Of course, there were risks of severe blood loss which may result in death and having to go through an indescribable amount of pain while doing so. But was there a better option? This decision was what saved his life. As Uncle Thanos once said, sometimes the hardest choices require the strongest will.
Here’s a quote that stood out from his book:
“Knowing is not enough, we must apply. Willing is not enough, we must do.”
– Johann Wolfgang von Goethe
And boy, did he do.
2. Learn some survival skills
Survival skills are something you probably won’t need most of the time, but they’ll be the best thing to have when you do need it.
Knowledge is power.
Stranded in a forest? Stuck in a middle of nowhere with an injured leg? With the right knowledge and skills, you’ll definitely have a higher chance of getting out of a sticky situation alive.
If you’re looking to learn 4 basic survival skills, do check it out here.
3. When you pack, always expect the unexpected
Having the right gear for the right job is one thing, but who says you can’t overprepare?
Going on a 2-day hike? Bring a week’s worth of food and water if you can! Oh, you probably won’t need that machete for your camping trip? Bring it anyways!
If shit hits the fan, you’ll be grateful you brought em. You’ll really never know when you need em gears and supplies.
And speaking of gears,
4. Never settle for cheap outdoor gear
Part of what made Ralston’s amputation harder was the dull knife from his really cheap multitool. But hey, you get what you pay for.
Which is why spending a few extra bucks on something with better quality is essential. What’s the point of saving 100 bucks on let’s say a cheap 20-buck knife when if it breaks, you’ll have to get a new one over and over again probably spending 100 bucks anyways?

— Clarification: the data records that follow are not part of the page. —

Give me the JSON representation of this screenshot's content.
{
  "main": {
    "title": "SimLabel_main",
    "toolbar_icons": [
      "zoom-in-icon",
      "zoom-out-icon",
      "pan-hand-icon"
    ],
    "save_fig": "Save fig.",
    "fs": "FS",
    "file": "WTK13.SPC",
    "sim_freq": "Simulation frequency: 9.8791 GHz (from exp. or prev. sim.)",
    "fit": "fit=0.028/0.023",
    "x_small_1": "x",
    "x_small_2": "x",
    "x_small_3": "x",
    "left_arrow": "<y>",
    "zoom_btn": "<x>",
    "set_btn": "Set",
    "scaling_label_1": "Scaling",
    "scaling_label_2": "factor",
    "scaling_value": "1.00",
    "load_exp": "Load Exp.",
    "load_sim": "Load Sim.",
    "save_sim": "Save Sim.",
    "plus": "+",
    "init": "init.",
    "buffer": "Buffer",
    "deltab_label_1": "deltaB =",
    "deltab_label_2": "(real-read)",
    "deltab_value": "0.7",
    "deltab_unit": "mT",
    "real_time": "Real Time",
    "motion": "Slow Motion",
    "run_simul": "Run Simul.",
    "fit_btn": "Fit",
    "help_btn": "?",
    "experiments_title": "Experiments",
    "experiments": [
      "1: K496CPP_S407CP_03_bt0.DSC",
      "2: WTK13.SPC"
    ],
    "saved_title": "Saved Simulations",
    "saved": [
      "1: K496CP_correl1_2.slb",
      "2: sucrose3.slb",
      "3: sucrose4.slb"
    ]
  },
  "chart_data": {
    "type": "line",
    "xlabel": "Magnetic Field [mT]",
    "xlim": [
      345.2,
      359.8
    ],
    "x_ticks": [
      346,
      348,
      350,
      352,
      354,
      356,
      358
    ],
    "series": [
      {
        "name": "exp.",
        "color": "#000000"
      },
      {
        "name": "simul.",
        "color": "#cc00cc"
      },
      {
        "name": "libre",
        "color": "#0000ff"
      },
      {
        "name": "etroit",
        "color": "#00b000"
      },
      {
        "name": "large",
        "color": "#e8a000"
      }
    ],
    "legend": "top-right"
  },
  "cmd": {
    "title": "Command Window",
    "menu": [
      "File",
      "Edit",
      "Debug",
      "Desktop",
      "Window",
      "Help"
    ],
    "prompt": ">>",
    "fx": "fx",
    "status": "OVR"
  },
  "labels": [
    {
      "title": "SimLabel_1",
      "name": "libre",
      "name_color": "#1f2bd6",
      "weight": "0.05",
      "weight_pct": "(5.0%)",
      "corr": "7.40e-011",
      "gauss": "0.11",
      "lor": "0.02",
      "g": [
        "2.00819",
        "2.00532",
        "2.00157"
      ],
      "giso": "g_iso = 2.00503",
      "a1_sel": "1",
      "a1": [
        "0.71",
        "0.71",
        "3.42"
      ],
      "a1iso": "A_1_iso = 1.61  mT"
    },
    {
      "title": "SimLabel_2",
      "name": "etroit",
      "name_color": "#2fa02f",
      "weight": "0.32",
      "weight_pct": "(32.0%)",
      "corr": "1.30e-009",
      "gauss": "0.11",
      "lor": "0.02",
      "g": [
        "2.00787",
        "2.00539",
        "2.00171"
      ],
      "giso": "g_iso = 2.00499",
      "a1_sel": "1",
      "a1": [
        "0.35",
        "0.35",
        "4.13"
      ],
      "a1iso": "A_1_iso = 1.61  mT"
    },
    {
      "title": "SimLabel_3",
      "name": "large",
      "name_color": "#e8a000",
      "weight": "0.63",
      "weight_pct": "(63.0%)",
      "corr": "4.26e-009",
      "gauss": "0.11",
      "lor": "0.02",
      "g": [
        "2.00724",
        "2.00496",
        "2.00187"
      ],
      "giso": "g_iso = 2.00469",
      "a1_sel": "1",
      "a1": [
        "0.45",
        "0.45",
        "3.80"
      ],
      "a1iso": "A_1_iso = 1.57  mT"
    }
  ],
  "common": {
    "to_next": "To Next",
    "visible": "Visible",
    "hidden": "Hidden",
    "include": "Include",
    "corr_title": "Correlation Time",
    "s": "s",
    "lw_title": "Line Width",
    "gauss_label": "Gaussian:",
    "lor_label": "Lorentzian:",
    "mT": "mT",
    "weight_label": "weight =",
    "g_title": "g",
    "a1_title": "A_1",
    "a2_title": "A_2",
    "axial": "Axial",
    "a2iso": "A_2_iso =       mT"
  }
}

Might as well invest in something that can last way longer, no?
Quality over quantity.
5. Before you go on a trip, tell someone
Travelling and exploring alone defines the word “freedom”. I personally enjoy travelling alone. Hell, I enjoy doing most things alone. But when it comes to travelling somewhere, especially faraway places, telling someone could save your life.
Your family, your friends, roommates, your neighbours. Hell, even your ex if you have to. or if you ain’t got anyone to tell, post it somewhere on social media.
In case you haven’t been seen or can’t be contacted, they can at least help the authorities narrow down their search in case anything happens. This immensely increases your chance of being found and depending on the situation, your chance of survival as well.
6. We’re more capable than we think
In his book, Ralston said he underestimated his ability to survive multiple times. But guess what? The guy literally powered through every milestone that he thought would be his last.
And that’s the power of adversity. It makes us dig deeper, way deeper than we normally would. It keeps us in touch with whatever motivates us, even if we’re driven into a corner and have lost all motivation. It shows us that despite what we think, we’re more capable than we think.
I guess sometimes you have to fall to get yourself back up, huh?
7. Some things are worth the sacrifice
Oftentimes, we’ve been in situations where we know we’ll have to sacrifice something to get what we want, but we didn’t ‘cause it’s a tough choice to make. But hey, if it’s worth the sacrifice, we gotta go for it.
Ralston sacrificed his arm for his freedom and survival. Surely it’s easier to sacrifice our free time to spend some time with the family, hold back on shopping even if there’s a sale to save some money, go through a few weeks of depressing drunken nights to let go of a toxic relationship or hell, even sacrificing the queen for a checkmate in chess.